  21. Questionnaires and quizzes: These are not tests of knowledge but triggers for discussion, where pupils will be able to acquire more information as well as explore issues that arise.
  22. Role play: Children take on the role of another person and act out a scenario. The group can rewind the action, fast-forward, and explore different consequences and decisions. They can also ‘spotlight’ certain characters and question them in role.
  23. Rounds: All children are given the opportunity to express a view or opinion about a particular situation, perhaps using a sentence starter. This works well at the beginning or end of sessions.
  24. Sides: Similar to the Continuum except there is no middle ground. children have to decide to agree or disagree with a statement. They then discuss their opinion with someone on the same or the opposite side.
  25. Snowball: Children are invited to write a word or short sentence on a scrap piece of paper eg a quality of a friend. These are scrunched up and thrown at a target (or in a snowball fight). The paper is opened up and read. A good starter or for evaluating a lesson.
  26. Snowballing: Children work alone for a few minutes, listing ideas related to a task. They then form pairs and share views.
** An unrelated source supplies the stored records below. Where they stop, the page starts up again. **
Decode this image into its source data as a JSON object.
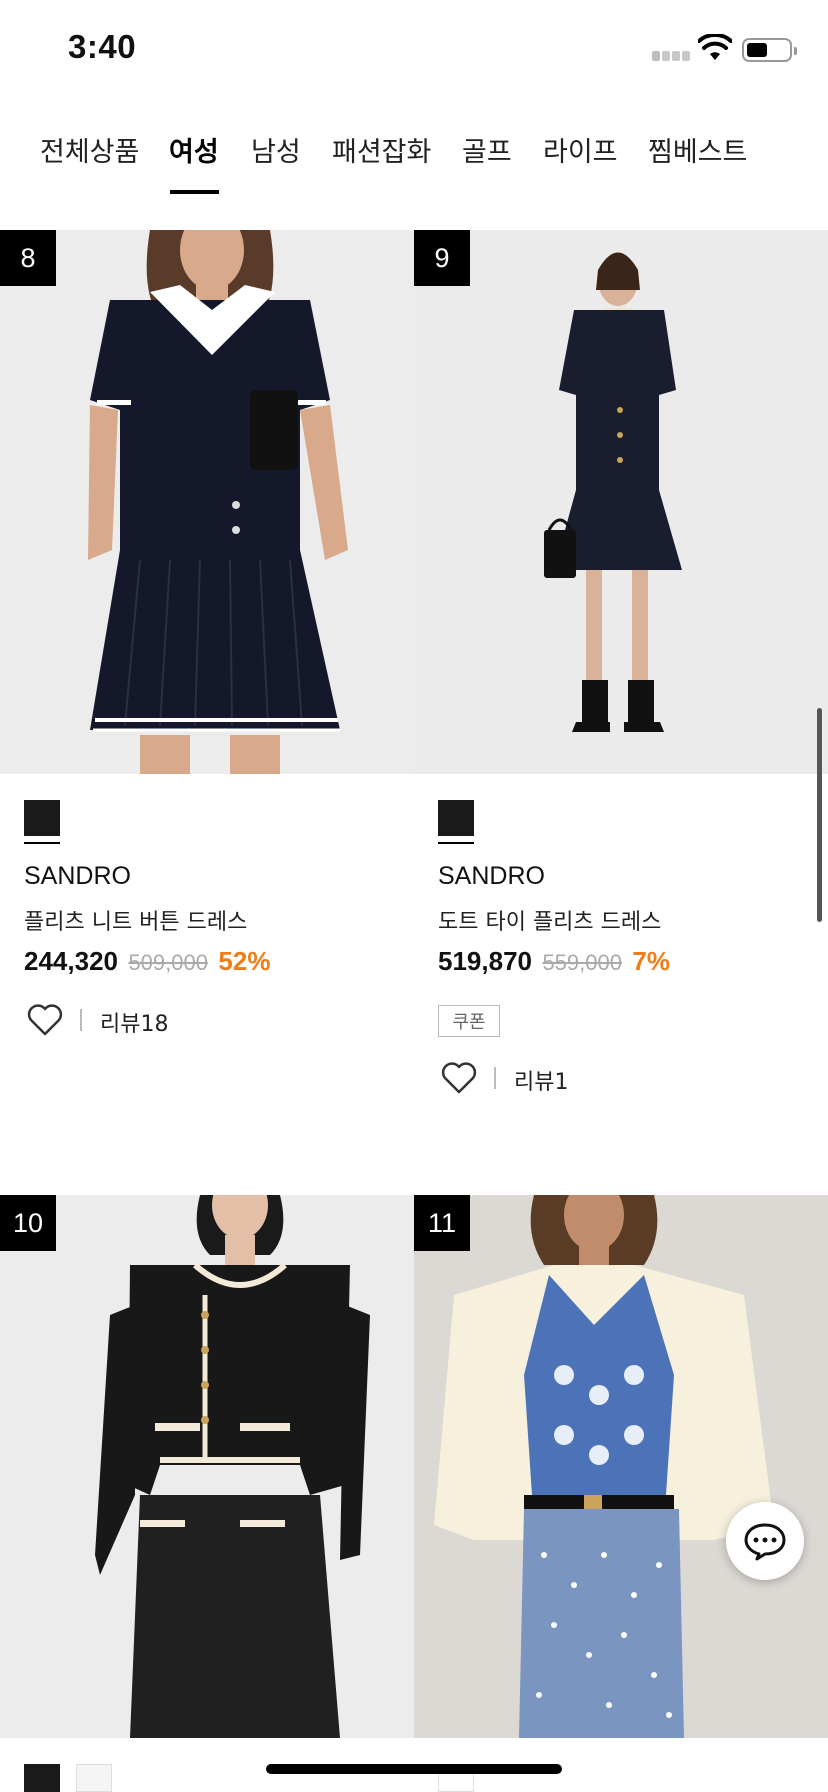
{
  "status_bar": {
    "time": "3:40"
  },
  "tabs": [
    {
      "label": "전체상품"
    },
    {
      "label": "여성",
      "active": true
    },
    {
      "label": "남성"
    },
    {
      "label": "패션잡화"
    },
    {
      "label": "골프"
    },
    {
      "label": "라이프"
    },
    {
      "label": "찜베스트"
    }
  ],
  "products": [
    {
      "rank": "8",
      "brand": "SANDRO",
      "name": "플리츠 니트 버튼 드레스",
      "price": "244,320",
      "original_price": "509,000",
      "discount": "52%",
      "reviews": "리뷰18"
    },
    {
      "rank": "9",
      "brand": "SANDRO",
      "name": "도트 타이 플리츠 드레스",
      "price": "519,870",
      "original_price": "559,000",
      "discount": "7%",
      "coupon": "쿠폰",
      "reviews": "리뷰1"
    },
    {
      "rank": "10"
    },
    {
      "rank": "11"
    }
  ],
  "colors": {
    "accent_discount": "#ef7d1a"
  }
}
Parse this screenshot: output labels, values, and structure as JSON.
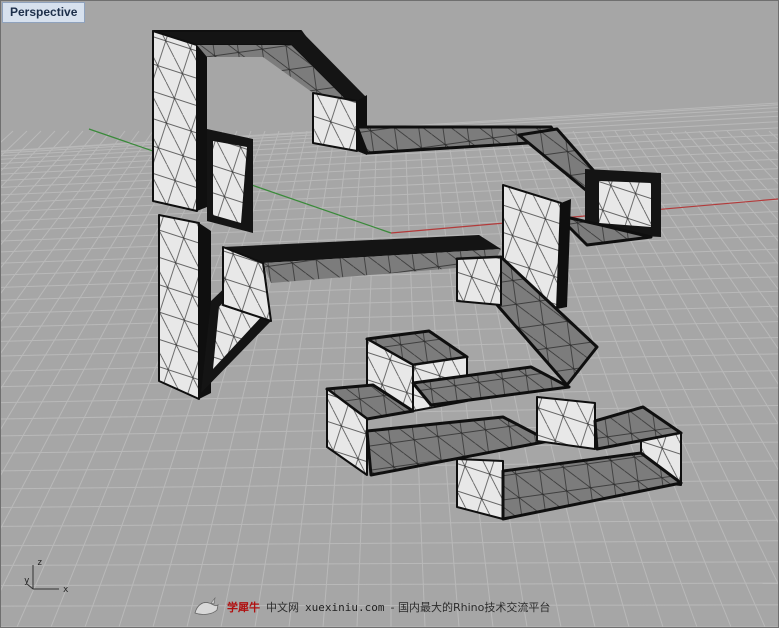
{
  "viewport": {
    "title": "Perspective",
    "axes": {
      "x": "x",
      "y": "y",
      "z": "z"
    }
  },
  "colors": {
    "background": "#a6a6a6",
    "grid": "#b9b9b9",
    "x_axis": "#b33a3a",
    "y_axis": "#3a8a3a",
    "tube_edge": "#0f0f0f",
    "tube_face": "#eaeaea"
  },
  "watermark": {
    "brand": "学犀牛",
    "text": "中文网",
    "url": "xuexiniu.com",
    "tagline": "- 国内最大的Rhino技术交流平台"
  }
}
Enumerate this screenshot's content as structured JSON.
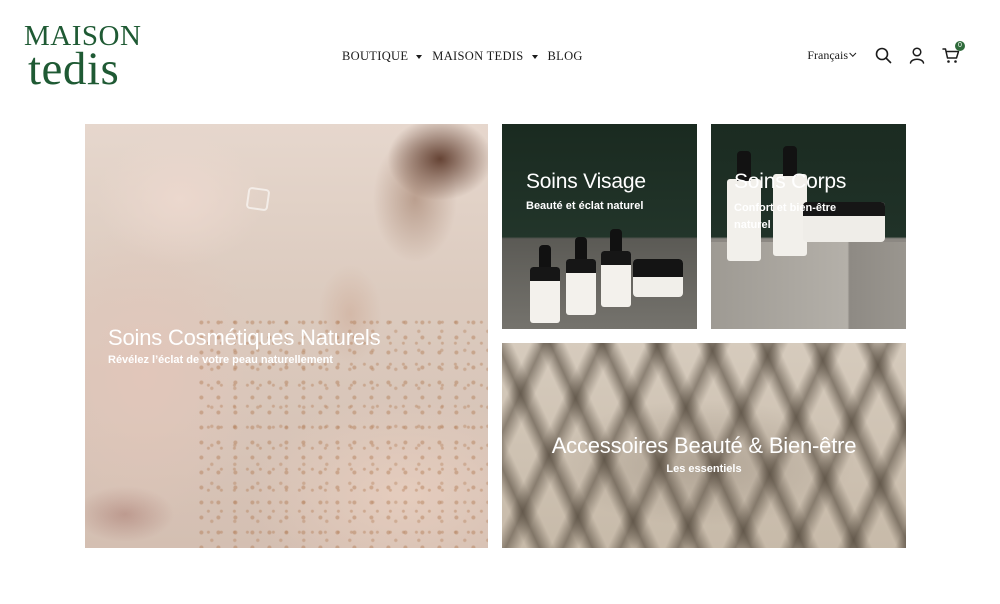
{
  "header": {
    "logo_top": "MAISON",
    "logo_bottom": "tedis",
    "nav": [
      {
        "label": "BOUTIQUE",
        "has_dropdown": true
      },
      {
        "label": "MAISON TEDIS",
        "has_dropdown": true
      },
      {
        "label": "BLOG",
        "has_dropdown": false
      }
    ],
    "language": "Français",
    "cart_count": "0",
    "icons": [
      "search-icon",
      "account-icon",
      "cart-icon"
    ],
    "brand_color": "#1f5a34"
  },
  "tiles": [
    {
      "title": "Soins Cosmétiques Naturels",
      "subtitle": "Révélez l’éclat de votre peau naturellement"
    },
    {
      "title": "Soins Visage",
      "subtitle": "Beauté et éclat naturel"
    },
    {
      "title": "Soins Corps",
      "subtitle": "Confort et bien-être naturel"
    },
    {
      "title": "Accessoires Beauté & Bien-être",
      "subtitle": "Les essentiels"
    }
  ]
}
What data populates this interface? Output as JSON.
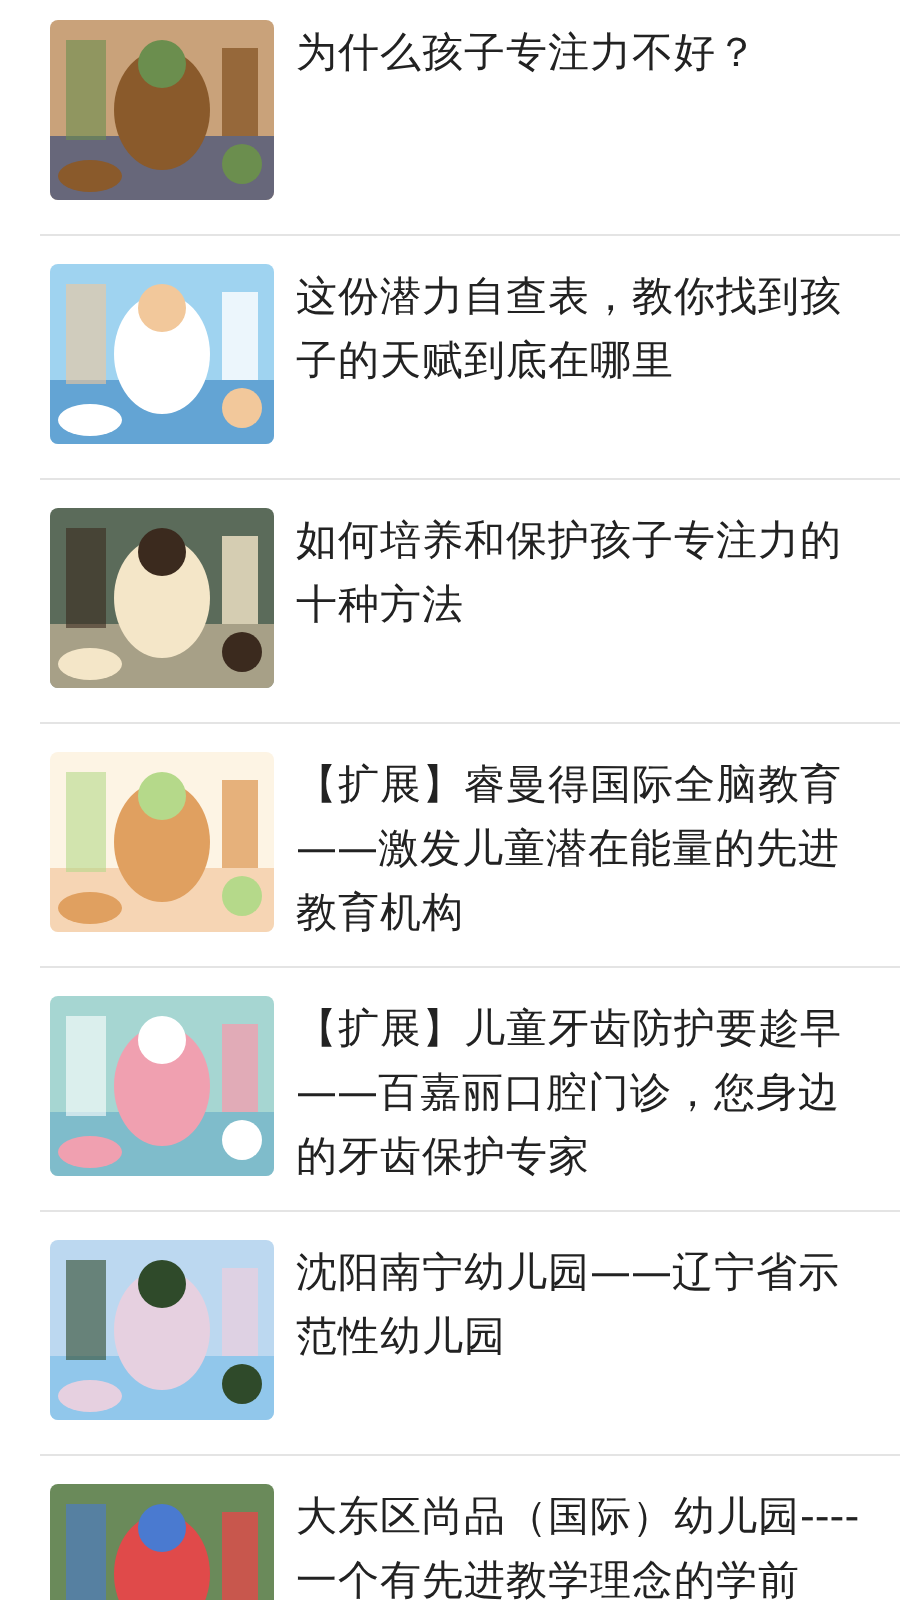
{
  "articles": [
    {
      "title": "为什么孩子专注力不好？"
    },
    {
      "title": "这份潜力自查表，教你找到孩子的天赋到底在哪里"
    },
    {
      "title": "如何培养和保护孩子专注力的十种方法"
    },
    {
      "title": "【扩展】睿曼得国际全脑教育——激发儿童潜在能量的先进教育机构"
    },
    {
      "title": "【扩展】儿童牙齿防护要趁早——百嘉丽口腔门诊，您身边的牙齿保护专家"
    },
    {
      "title": "沈阳南宁幼儿园——辽宁省示范性幼儿园"
    },
    {
      "title": "大东区尚品（国际）幼儿园----一个有先进教学理念的学前"
    }
  ]
}
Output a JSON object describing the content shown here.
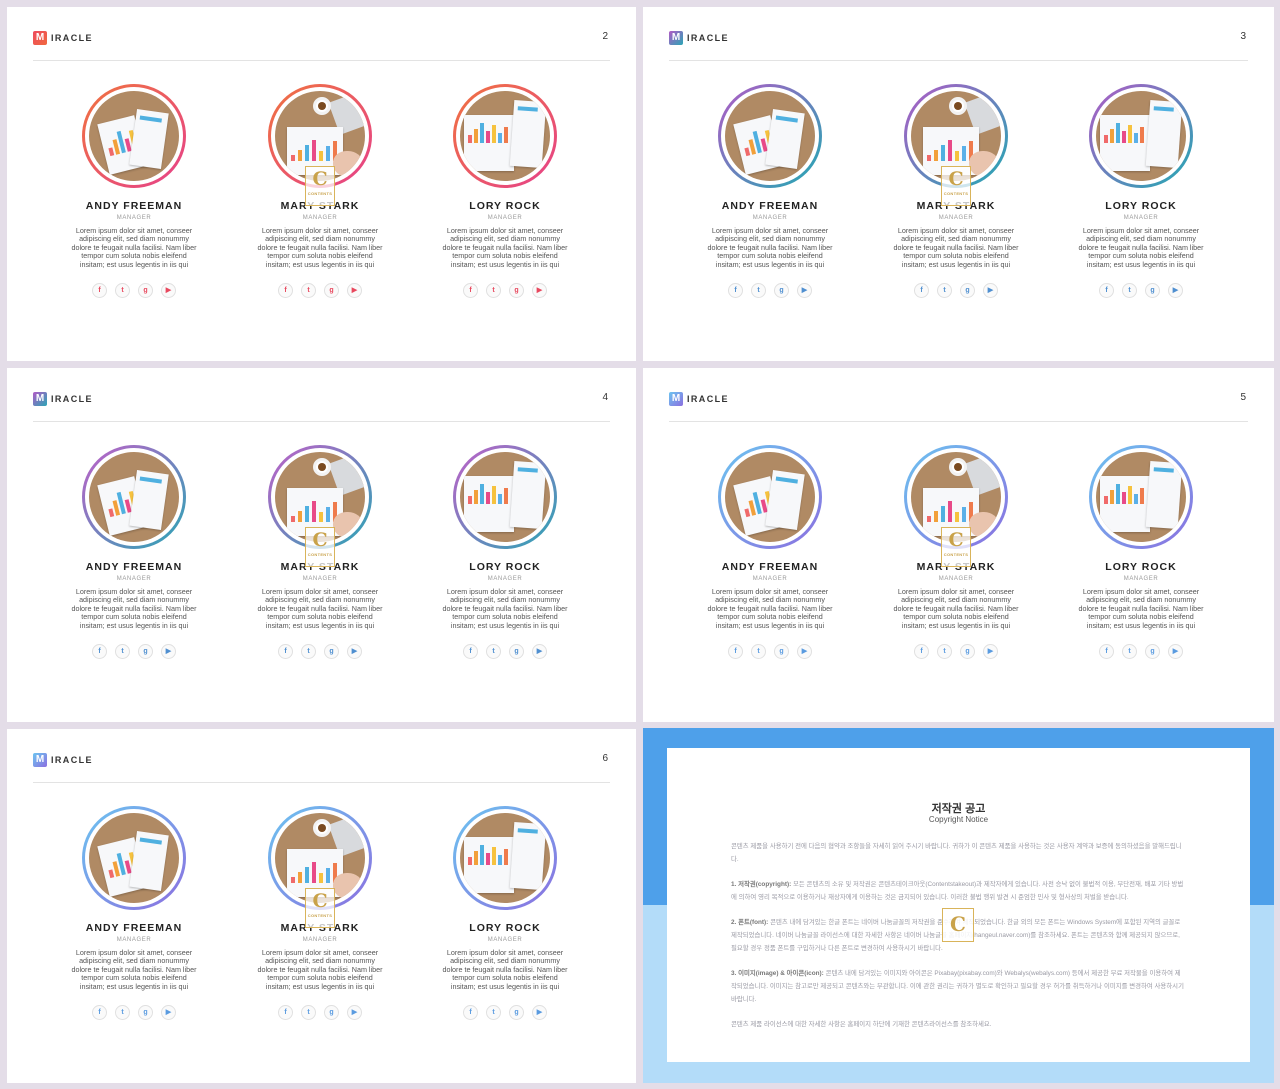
{
  "brand": {
    "letter": "M",
    "text": "IRACLE"
  },
  "people": [
    {
      "name": "ANDY FREEMAN",
      "role": "MANAGER",
      "desc": "Lorem ipsum dolor sit amet, conseer adipiscing elit, sed diam nonummy dolore te feugait nulla facilisi. Nam liber tempor cum soluta nobis eleifend insitam; est usus legentis in iis qui"
    },
    {
      "name": "MARY STARK",
      "role": "MANAGER",
      "desc": "Lorem ipsum dolor sit amet, conseer adipiscing elit, sed diam nonummy dolore te feugait nulla facilisi. Nam liber tempor cum soluta nobis eleifend insitam; est usus legentis in iis qui"
    },
    {
      "name": "LORY ROCK",
      "role": "MANAGER",
      "desc": "Lorem ipsum dolor sit amet, conseer adipiscing elit, sed diam nonummy dolore te feugait nulla facilisi. Nam liber tempor cum soluta nobis eleifend insitam; est usus legentis in iis qui"
    }
  ],
  "social_icons": [
    {
      "glyph": "f",
      "name": "facebook-icon"
    },
    {
      "glyph": "t",
      "name": "twitter-icon"
    },
    {
      "glyph": "g",
      "name": "google-plus-icon"
    },
    {
      "glyph": "▶",
      "name": "youtube-icon"
    }
  ],
  "watermark": {
    "letter": "C",
    "text": "CONTENTS"
  },
  "slides": [
    {
      "number": "2",
      "logo_colors": [
        "#ee4a5d",
        "#f0683f"
      ],
      "ring_colors": [
        "#f0733f",
        "#e6418a"
      ],
      "icon_color": "#e8485e"
    },
    {
      "number": "3",
      "logo_colors": [
        "#b25ac6",
        "#2aa6b5"
      ],
      "ring_colors": [
        "#b25ac6",
        "#21aab3"
      ],
      "icon_color": "#4f8fd0"
    },
    {
      "number": "4",
      "logo_colors": [
        "#b25ac6",
        "#2aa6b5"
      ],
      "ring_colors": [
        "#c15fc8",
        "#2aa6b5"
      ],
      "icon_color": "#4f8fd0"
    },
    {
      "number": "5",
      "logo_colors": [
        "#6cc4f0",
        "#8b6fe0"
      ],
      "ring_colors": [
        "#6cc4f0",
        "#8b6fe0"
      ],
      "icon_color": "#5a9be0"
    },
    {
      "number": "6",
      "logo_colors": [
        "#6cc4f0",
        "#8b6fe0"
      ],
      "ring_colors": [
        "#6cc4f0",
        "#8b6fe0"
      ],
      "icon_color": "#5a9be0"
    }
  ],
  "copyright": {
    "title": "저작권 공고",
    "subtitle": "Copyright Notice",
    "intro": "콘텐츠 제품을 사용하기 전에 다음의 협약과 조항들을 자세히 읽어 주시기 바랍니다. 귀하가 이 콘텐츠 제품을 사용하는 것은 사용자 계약과 보증에 동의하셨음을 말해드립니다.",
    "p1_label": "1. 저작권(copyright):",
    "p1": " 모든 콘텐츠의 소유 및 저작권은 콘텐츠테이크아웃(Contentstakeout)과 제작자에게 있습니다. 사전 승낙 없이 불법적 이용, 무단전재, 배포 기타 방법에 의하여 영리 목적으로 이용하거나 재상자에게 이용하는 것은 금지되어 있습니다. 이러한 불법 행위 발견 시 준엄한 민사 및 형사상의 처벌을 받습니다.",
    "p2_label": "2. 폰트(font):",
    "p2": " 콘텐츠 내에 담겨있는 한글 폰트는 네이버 나눔글꼴의 저작권을 준수하여 제작되었습니다. 한글 외의 모든 폰트는 Windows System에 포함된 지역의 글꼴로 제작되었습니다. 네이버 나눔글꼴 라이선스에 대한 자세한 사항은 네이버 나눔글꼴 홈페이지(hangeul.naver.com)를 참조하세요. 폰트는 콘텐츠와 함께 제공되지 않으므로, 필요할 경우 정품 폰트를 구입하거나 다른 폰트로 변경하여 사용하시기 바랍니다.",
    "p3_label": "3. 이미지(image) & 아이콘(icon):",
    "p3": " 콘텐츠 내에 담겨있는 이미지와 아이콘은 Pixabay(pixabay.com)와 Webalys(webalys.com) 등에서 제공한 무료 저작물을 이용하여 제작되었습니다. 이미지는 참고로만 제공되고 콘텐츠와는 무관합니다. 이에 관한 권리는 귀하가 별도로 확인하고 필요할 경우 허가를 취득하거나 이미지를 변경하여 사용하시기 바랍니다.",
    "footer": "콘텐츠 제품 라이선스에 대한 자세한 사항은 홈페이지 하단에 기재한 콘텐츠라이선스를 참조하세요.",
    "mark": "C"
  }
}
The pairs then double up and share their ideas.
  27. Standpoint-taking: This technique enables children to explore both sides of an issue. Make two concentric circles with chairs, each inside chair facing an outside chair (Carousel). Give a statement and ask the inside group to argue for it, and the outside group to argue against with the person they are sitting opposite. It is important to stress that they may not believe that particular stance but they have to find as many arguments as possible. Allow two minutes’ discussion and move the outer circle on two places. Repeat the process. Move again but this time change stances thus arguing the opposite viewpoint. Debrief and discuss the issues that arose.
  28. Story telling: Make use of fiction or develop stories within the group to explore feelings and attitudes. Relating the discussion to the fictional characters provides a safer way of examining experiences the young people may go through such as making and losing friends, bullying, needing help, bereavement and many others. Refer to current situations in ‘soaps’. How would the group resolve the issues raised?
  29. Syndicates: A type of role play where pupils are formed into groups to represent a view, opinion or organisation. The group has to enter negotiations with another group representing a different view.
  30. Tour: Groups of children prepare visual material in the form of posters to display on the wall. Children then tour the displays and discuss the materials.
  31. Triad: A pupil engages in an activity with another pupil while a third observes, maybe writes notes, and gives feedback. Roles can then be changed.
  32. Trigger drawings: (such as storyboards, situation cards, photographs, magazine articles) These can be used for discussion, problem solving or as material for role-play.
  33. Wordstorm / Thought Shower: Children offer spontaneous suggestions regarding any issue. This is a short, quick activity where suggestions are recorded, but not discussed or challenged. Recorded material can be used later.